DETROIT – Barring rapid improvements to Detroit’s weakening financial condition or a miraculous nosedive-reversing plan from the city’s elected leaders, Michigan Gov. Rick Snyder will appoint an emergency manager to oversee a city once renowned for its manufacturing might.
Snyder declared Friday that Detroit was in a financial emergency and appears all but ready to name an emergency manager pending an appeal from Mayor Dave Bing, saying he has a top candidate picked out for the job. Detroit would become the largest city in the United States to have state control over its finances.
Bing said Friday in an emailed statement that he would look at the effect of Snyder’s decision and other options to determine what to do next.

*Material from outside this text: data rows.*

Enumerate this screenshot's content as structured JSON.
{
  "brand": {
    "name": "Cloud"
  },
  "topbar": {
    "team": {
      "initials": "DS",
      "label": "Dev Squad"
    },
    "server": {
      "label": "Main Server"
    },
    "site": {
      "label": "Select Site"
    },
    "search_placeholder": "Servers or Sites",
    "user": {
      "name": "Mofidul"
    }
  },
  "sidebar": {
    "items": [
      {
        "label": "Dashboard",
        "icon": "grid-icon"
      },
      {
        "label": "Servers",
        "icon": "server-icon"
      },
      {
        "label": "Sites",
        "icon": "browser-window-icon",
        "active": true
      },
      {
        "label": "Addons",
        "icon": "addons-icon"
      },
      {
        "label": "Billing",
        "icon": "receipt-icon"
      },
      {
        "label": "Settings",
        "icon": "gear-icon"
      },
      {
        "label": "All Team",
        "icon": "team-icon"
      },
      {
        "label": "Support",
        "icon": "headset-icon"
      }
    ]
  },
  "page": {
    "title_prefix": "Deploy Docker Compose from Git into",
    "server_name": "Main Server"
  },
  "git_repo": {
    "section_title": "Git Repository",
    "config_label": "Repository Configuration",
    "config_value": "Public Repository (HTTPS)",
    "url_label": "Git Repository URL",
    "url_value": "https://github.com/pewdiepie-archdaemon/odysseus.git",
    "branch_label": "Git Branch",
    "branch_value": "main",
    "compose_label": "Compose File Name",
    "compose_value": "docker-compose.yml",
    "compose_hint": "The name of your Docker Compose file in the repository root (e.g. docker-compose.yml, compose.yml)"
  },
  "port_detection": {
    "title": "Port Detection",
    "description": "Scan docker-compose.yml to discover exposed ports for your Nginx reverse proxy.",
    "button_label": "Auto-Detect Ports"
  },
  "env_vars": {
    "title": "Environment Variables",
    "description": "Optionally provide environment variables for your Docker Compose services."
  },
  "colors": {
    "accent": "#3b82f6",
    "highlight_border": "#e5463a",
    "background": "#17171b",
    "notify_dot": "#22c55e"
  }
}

He has a 10-day appeal period, and a March 12 hearing with Bing and the city has been scheduled.
If, in fact, the appointment of an emergency financial manager both stabilizes the city fiscally and supports our restructuring initiatives which improve the quality of life for our citizens, then I think there is a way for us to work together, Bing said.
The governor has made his decision, and it was his decision alone to make. While I respect it, I have said all along that I do not favor an emergency manager for the city of Detroit.
Detroit has a $327 million budget deficit and faces more than $14 billion in long-term debt. It has been making ends meet on a month-to-month basis with the help of bond money held in a state escrow account and has instituted mandatory unpaid days off for many city workers.
Those troubles, along with underfunded yet crucial city services, such as police and fire departments, and the absence of legitimate turnaround plans from Bing and the City Council forced his hand, Snyder told The Associated Press on Friday ahead of a community forum at Wayne State University.